Most of the owners of the digital print shops were not there, they are generally absentee proprietors. Their employees and press operators were, understandably, reluctant to speak about either business or technology. Still, our intrepid correspondent got them to share a bit about what they print – a wide array of signage and posters, project reports, short-run books, case studies, answer booklets of past exams for job and higher education exams, menus, and leaflets and parchas for advertising sales of everything from saris to shoes and samosas and tea. The sign on one tea stall read, “Single ko liye ek chai muft.” (If you’re single – a free cup of tea.)
My second instance of what print means to the rest of the pyramid comes from my attendance at a program at the Stein auditorium at the India Habitat Centre in Lutyens’ Delhi. (Ironically, Joseph Stein, who lived in India for more than 50 years, was for a long time known as the best Indian architect – and I am still waiting for the name of the auditorium to be changed to something more suitable to our currently reigning inferiority complex.)

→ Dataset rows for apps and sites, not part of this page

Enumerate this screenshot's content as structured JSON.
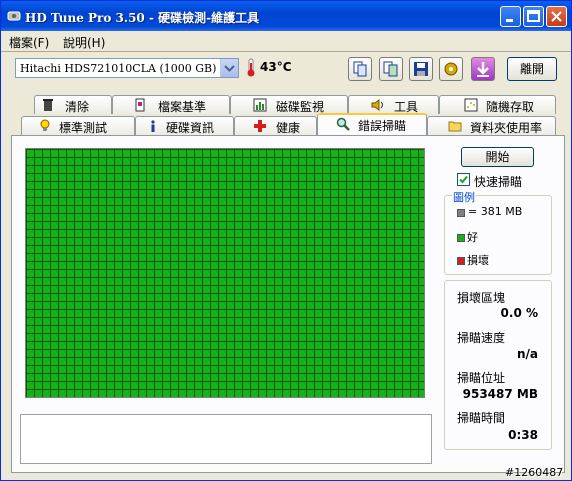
{
  "window": {
    "title": "HD Tune Pro 3.50 - 硬碟檢測-維護工具",
    "colors": {
      "titlebar": "#0054e3",
      "face": "#ece9d8",
      "grid_good": "#18b018",
      "grid_line": "#0a5a0a"
    }
  },
  "menu": {
    "file": "檔案(F)",
    "help": "說明(H)"
  },
  "toolbar": {
    "drive": "Hitachi HDS721010CLA (1000 GB)",
    "temperature": "43°C",
    "tools": [
      "copy-text-icon",
      "copy-screen-icon",
      "save-icon",
      "options-icon",
      "download-icon"
    ],
    "exit_label": "離開"
  },
  "tabs": {
    "row1": [
      "清除",
      "檔案基準",
      "磁碟監視",
      "工具",
      "隨機存取"
    ],
    "row2": [
      "標準測試",
      "硬碟資訊",
      "健康",
      "錯誤掃瞄",
      "資料夾使用率"
    ],
    "active": "錯誤掃瞄"
  },
  "scan": {
    "start_label": "開始",
    "quick_scan_label": "快速掃瞄",
    "quick_scan_checked": true,
    "legend_title": "圖例",
    "legend_block": "= 381 MB",
    "legend_good": "好",
    "legend_bad": "損壞",
    "message": ""
  },
  "stats": {
    "damaged_label": "損壞區塊",
    "damaged_value": "0.0 %",
    "speed_label": "掃瞄速度",
    "speed_value": "n/a",
    "position_label": "掃瞄位址",
    "position_value": "953487 MB",
    "time_label": "掃瞄時間",
    "time_value": "0:38"
  },
  "watermark": "#1260487"
}
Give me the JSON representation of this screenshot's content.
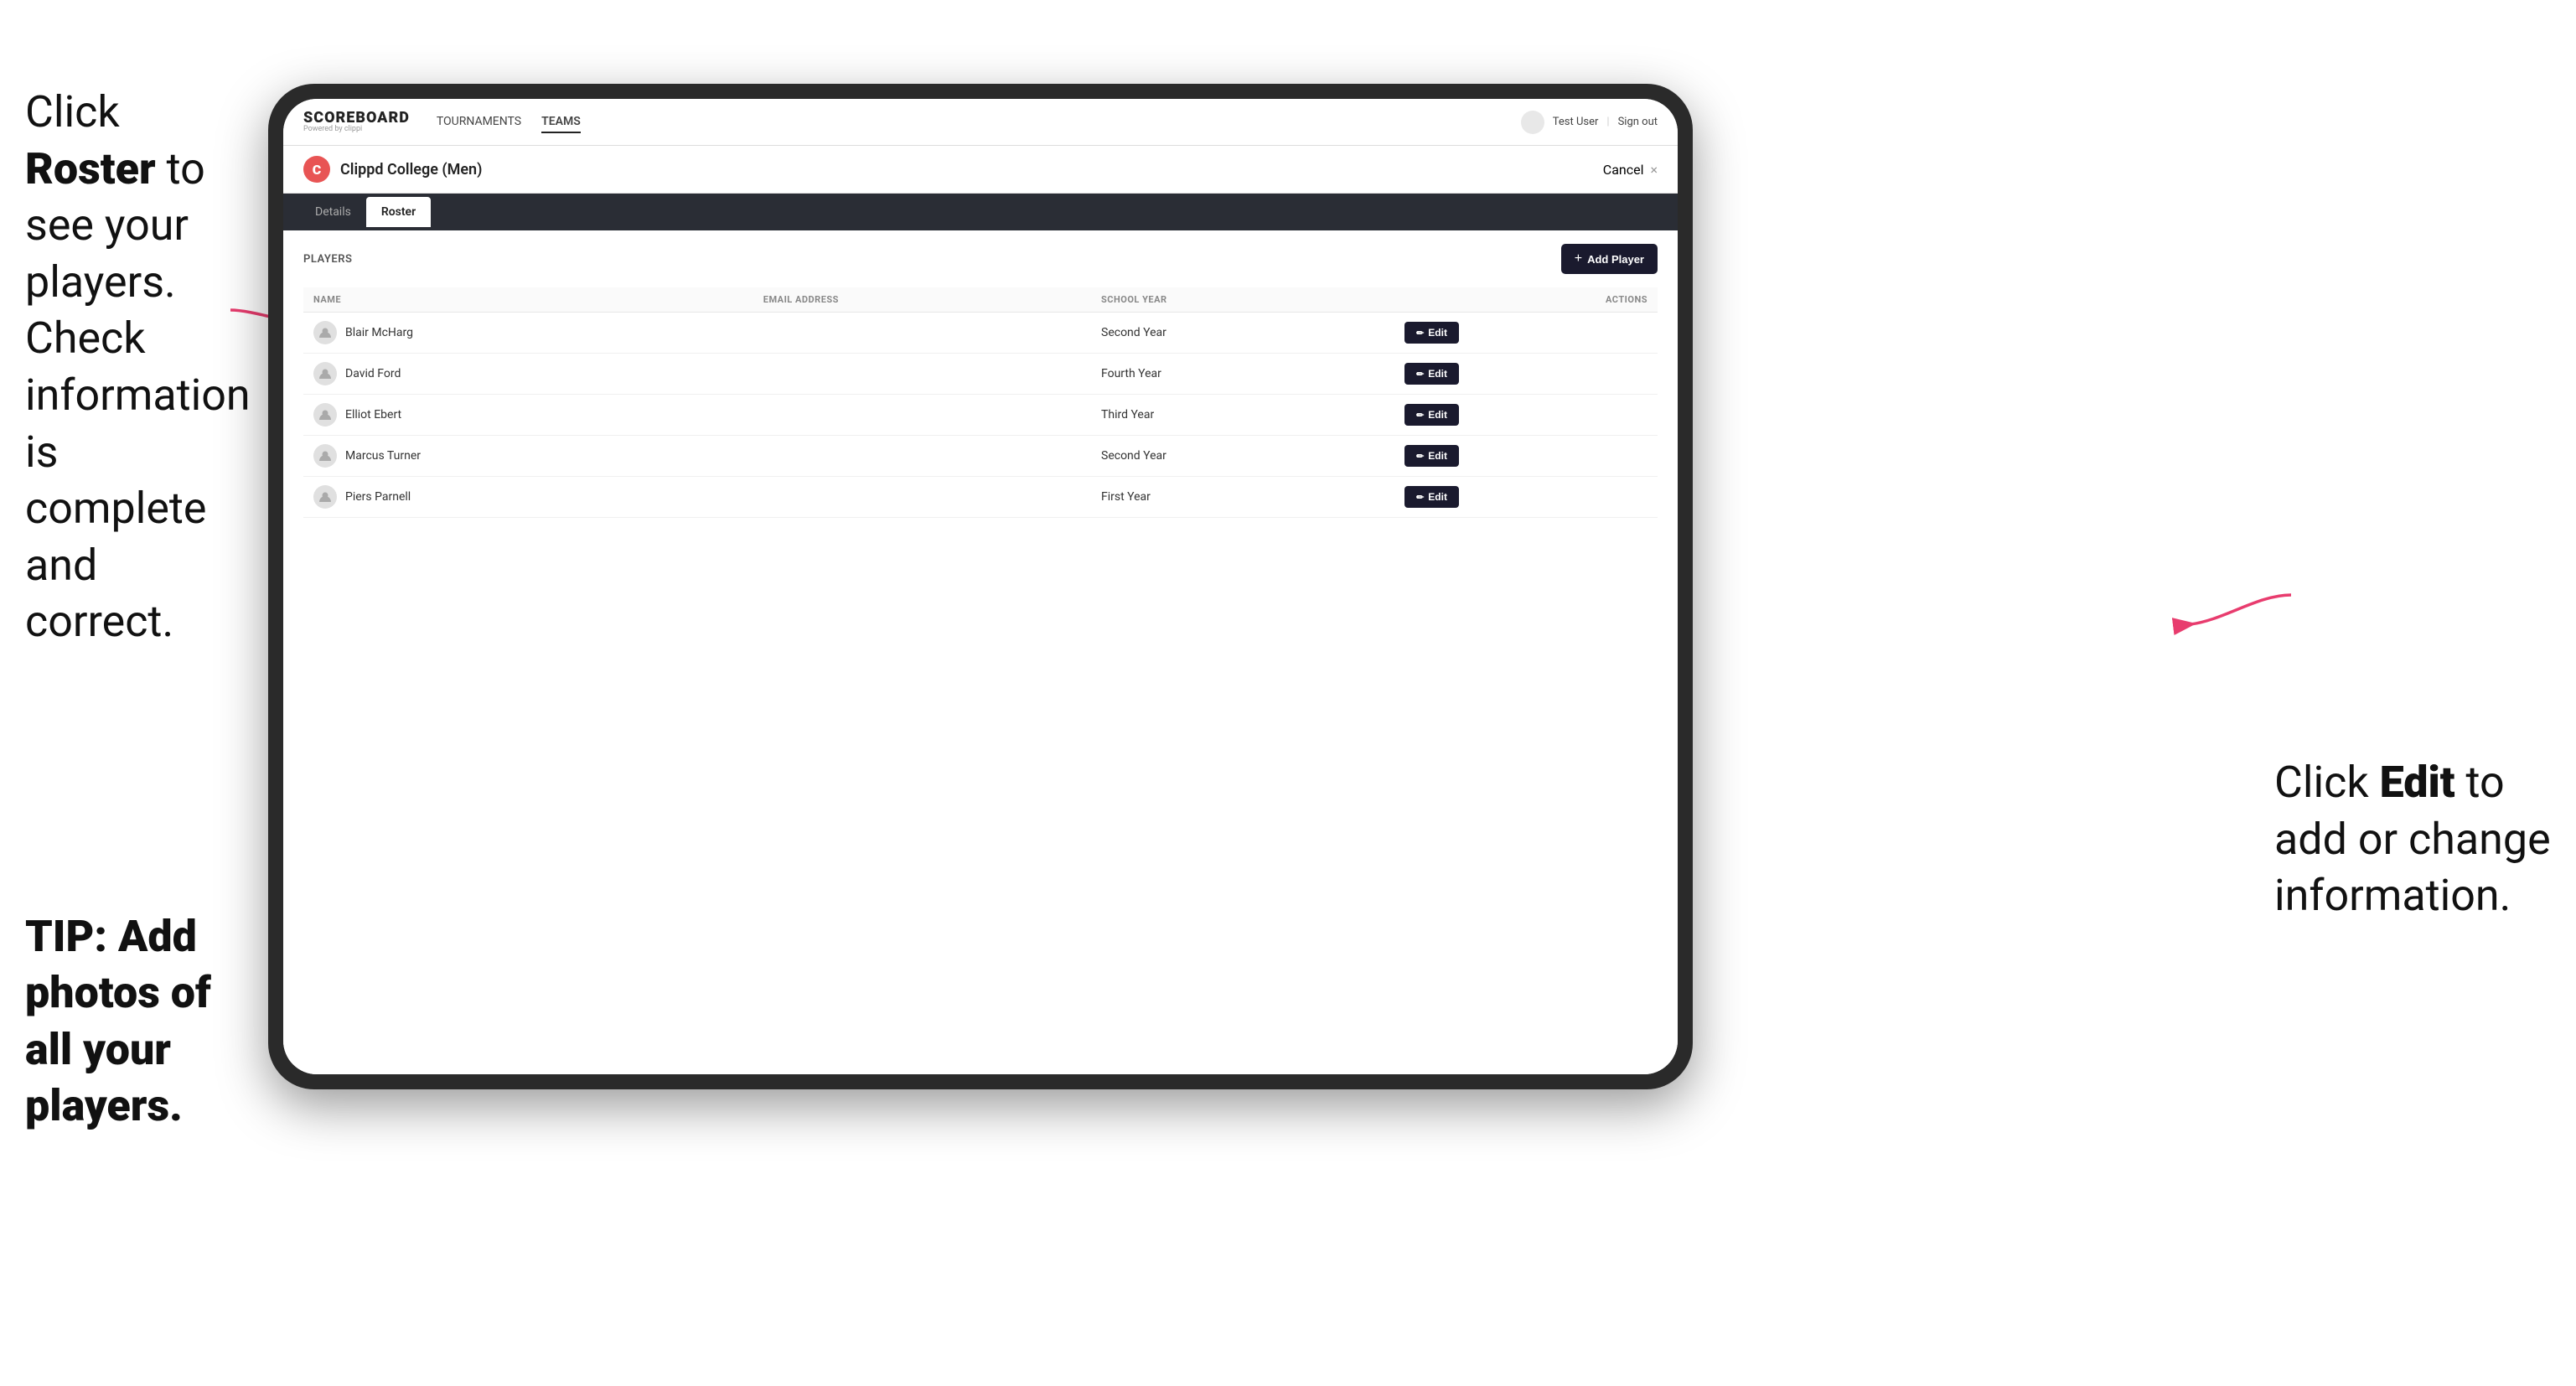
{
  "instructions": {
    "left_main": "Click ",
    "left_bold": "Roster",
    "left_rest": " to see your players. Check information is complete and correct.",
    "tip_label": "TIP: Add photos of all your players.",
    "right_main": "Click ",
    "right_bold": "Edit",
    "right_rest": " to add or change information."
  },
  "nav": {
    "brand_name": "SCOREBOARD",
    "brand_sub": "Powered by clippi",
    "links": [
      {
        "label": "TOURNAMENTS",
        "active": false
      },
      {
        "label": "TEAMS",
        "active": true
      }
    ],
    "user_text": "Test User",
    "signout": "Sign out"
  },
  "team": {
    "logo_letter": "C",
    "name": "Clippd College (Men)",
    "cancel_label": "Cancel",
    "cancel_symbol": "×"
  },
  "tabs": [
    {
      "label": "Details",
      "active": false
    },
    {
      "label": "Roster",
      "active": true
    }
  ],
  "players_section": {
    "section_label": "PLAYERS",
    "add_button_label": "+ Add Player",
    "columns": {
      "name": "NAME",
      "email": "EMAIL ADDRESS",
      "school_year": "SCHOOL YEAR",
      "actions": "ACTIONS"
    },
    "players": [
      {
        "name": "Blair McHarg",
        "email": "",
        "school_year": "Second Year"
      },
      {
        "name": "David Ford",
        "email": "",
        "school_year": "Fourth Year"
      },
      {
        "name": "Elliot Ebert",
        "email": "",
        "school_year": "Third Year"
      },
      {
        "name": "Marcus Turner",
        "email": "",
        "school_year": "Second Year"
      },
      {
        "name": "Piers Parnell",
        "email": "",
        "school_year": "First Year"
      }
    ],
    "edit_button_label": "Edit"
  }
}
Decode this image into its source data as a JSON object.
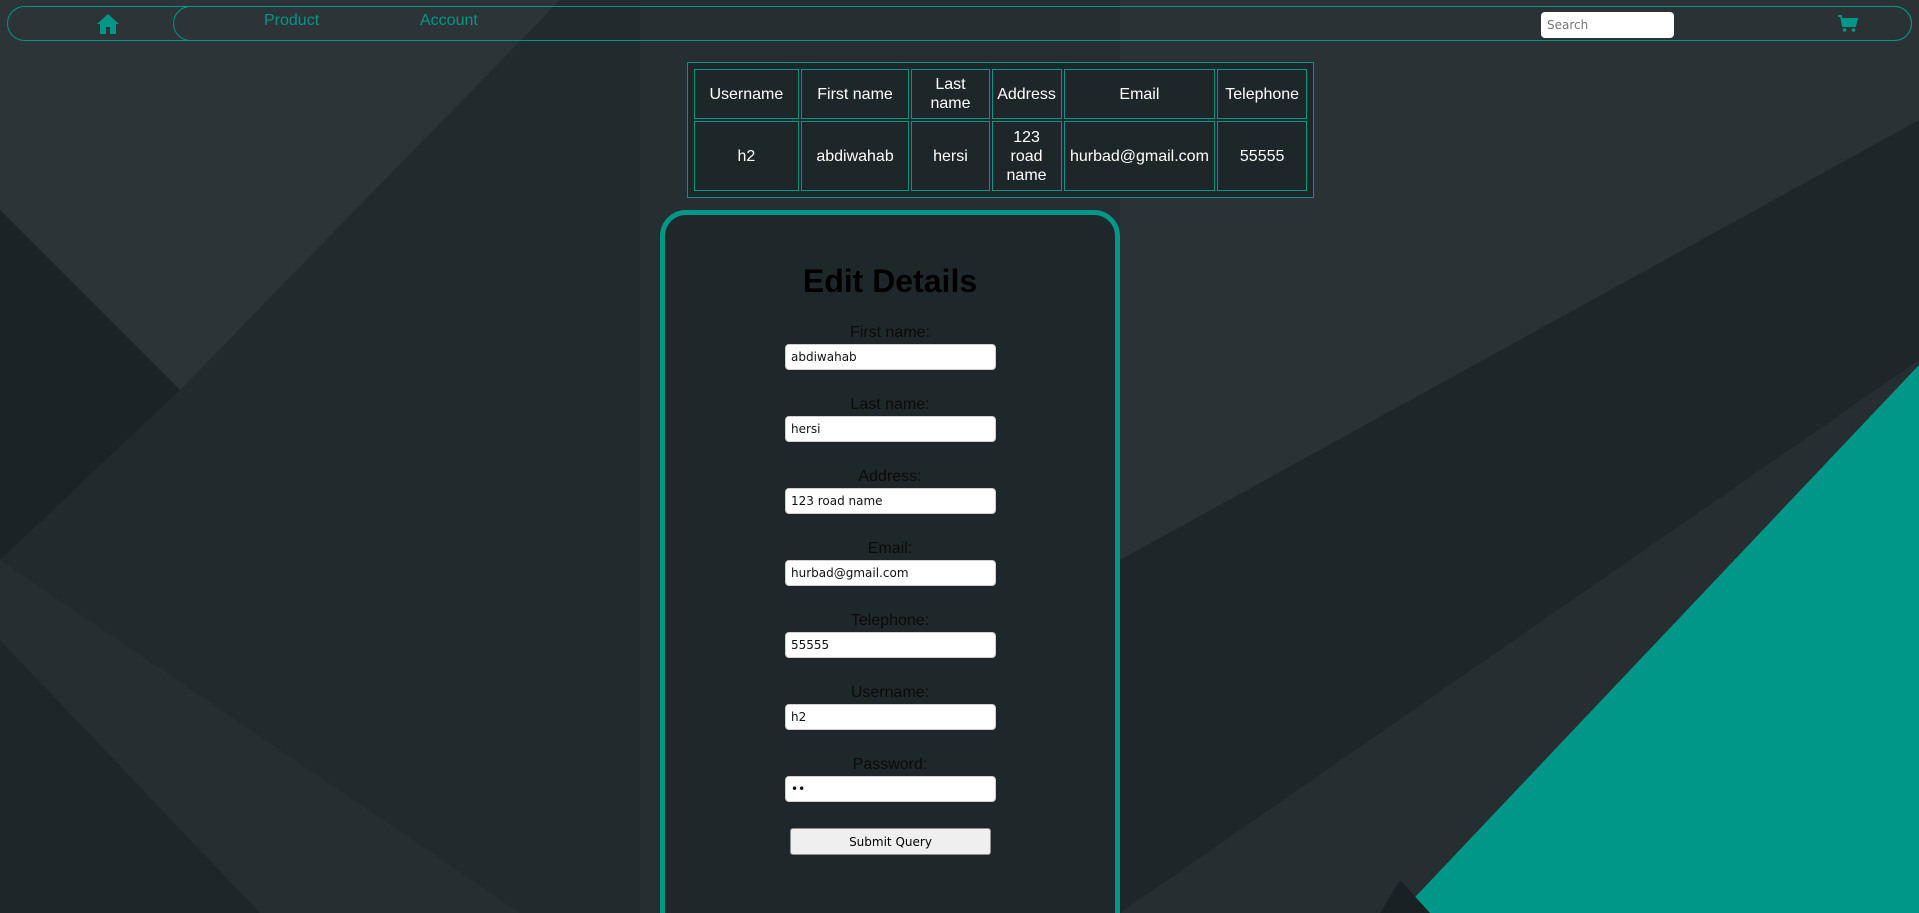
{
  "colors": {
    "accent": "#009688",
    "background": "#262d31",
    "card": "#1e282b"
  },
  "nav": {
    "home_icon": "home-icon",
    "links": [
      {
        "label": "Product"
      },
      {
        "label": "Account"
      }
    ],
    "search_placeholder": "Search",
    "cart_icon": "shopping-cart-icon"
  },
  "table": {
    "headers": [
      "Username",
      "First name",
      "Last name",
      "Address",
      "Email",
      "Telephone"
    ],
    "row": [
      "h2",
      "abdiwahab",
      "hersi",
      "123 road name",
      "hurbad@gmail.com",
      "55555"
    ]
  },
  "form": {
    "title": "Edit Details",
    "fields": [
      {
        "label": "First name:",
        "value": "abdiwahab",
        "type": "text"
      },
      {
        "label": "Last name:",
        "value": "hersi",
        "type": "text"
      },
      {
        "label": "Address:",
        "value": "123 road name",
        "type": "text"
      },
      {
        "label": "Email:",
        "value": "hurbad@gmail.com",
        "type": "text"
      },
      {
        "label": "Telephone:",
        "value": "55555",
        "type": "text"
      },
      {
        "label": "Username:",
        "value": "h2",
        "type": "text"
      },
      {
        "label": "Password:",
        "value": "••",
        "type": "password"
      }
    ],
    "submit_label": "Submit Query"
  }
}
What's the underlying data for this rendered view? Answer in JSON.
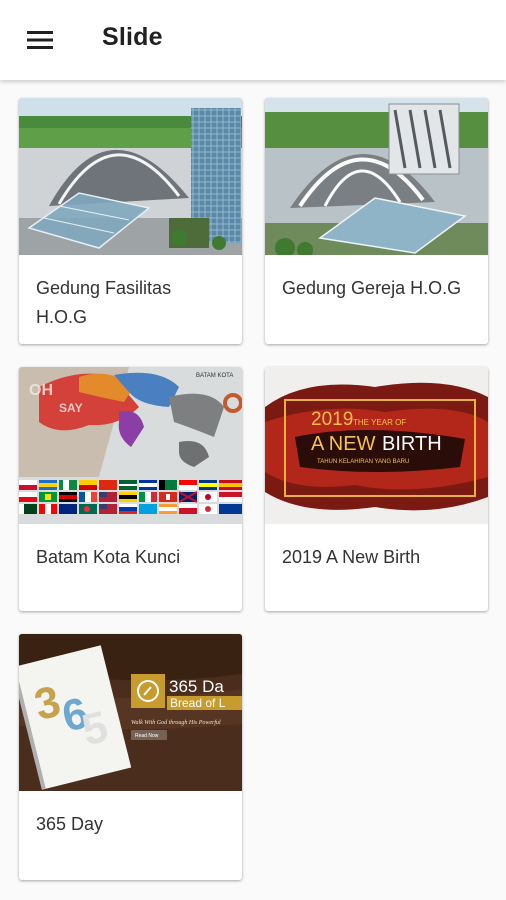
{
  "app_bar": {
    "title": "Slide",
    "menu_icon": "hamburger-menu-icon"
  },
  "cards": [
    {
      "title": "Gedung Fasilitas H.O.G",
      "thumbnail": "arena-building-rendering"
    },
    {
      "title": "Gedung Gereja H.O.G",
      "thumbnail": "church-building-rendering"
    },
    {
      "title": "Batam Kota Kunci",
      "thumbnail": "world-map-with-flags",
      "thumb_text": "BATAM KOTA"
    },
    {
      "title": "2019 A New Birth",
      "thumbnail": "new-birth-banner",
      "thumb_text": {
        "year": "2019",
        "subtitle": "THE YEAR OF",
        "headline_1": "A NEW",
        "headline_2": "BIRTH",
        "tagline": "TAHUN KELAHIRAN YANG BARU"
      }
    },
    {
      "title": "365 Day",
      "thumbnail": "bread-of-life-book",
      "thumb_text": {
        "heading": "365 Da",
        "subheading": "Bread of L",
        "line": "Walk With God through His Powerful",
        "button": "Read Now"
      }
    }
  ],
  "colors": {
    "appbar": "#ffffff",
    "background": "#fafafa",
    "text": "#212121",
    "accent_gold": "#e8b040"
  }
}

Nevertheless, the evening program organized by the Bhagyam Foundation to speak about Gandhiji’s humanity and gentleness near the 75th anniversary of his assassination on 30 January 1948 was multilingual in Hindi, Urdu, and English. The performance consisted of readings, recitations, songs, and classical dance based on shlokas and other poetry that included Gandhiji’s favorite hymn Tum mero pass raho.
The traditional music ensemble and instruments accompanied Bharatanatyam and Kuchipudi dancers in their exposition of Gandhi’s return from Africa to his jailing, the salt march, and ultimately to his death. A complex mixture of thought, reading, melody, rhythm, and classical dance brought to earth. A performance presented simply with a clear message and explanation of Satyagraha.
The punch line is that the program notes were spectacularly designed and printed by a digital printer in Nehru place (a business center in South Delhi) on a beautifully textured off-white Italian stock. Entirely printed in only black and brown, the brilliant multilingual design and content move us and make this A5 8-page folder something to be taken home and preserved.
The enabler is the digital printer, who knows his paper and his digital press and provides the finish to an aesthetic artifact that matches the excellence of the concept and the performance of our talented citizens. A tribute to Gandhiji on the 75th anniversary of his assassination, right here in our capital city.
This is the editorial from February 2023 issue of Indian Printer and Publisher that is in the press and will be posted to subscribers on 25 January, 2023.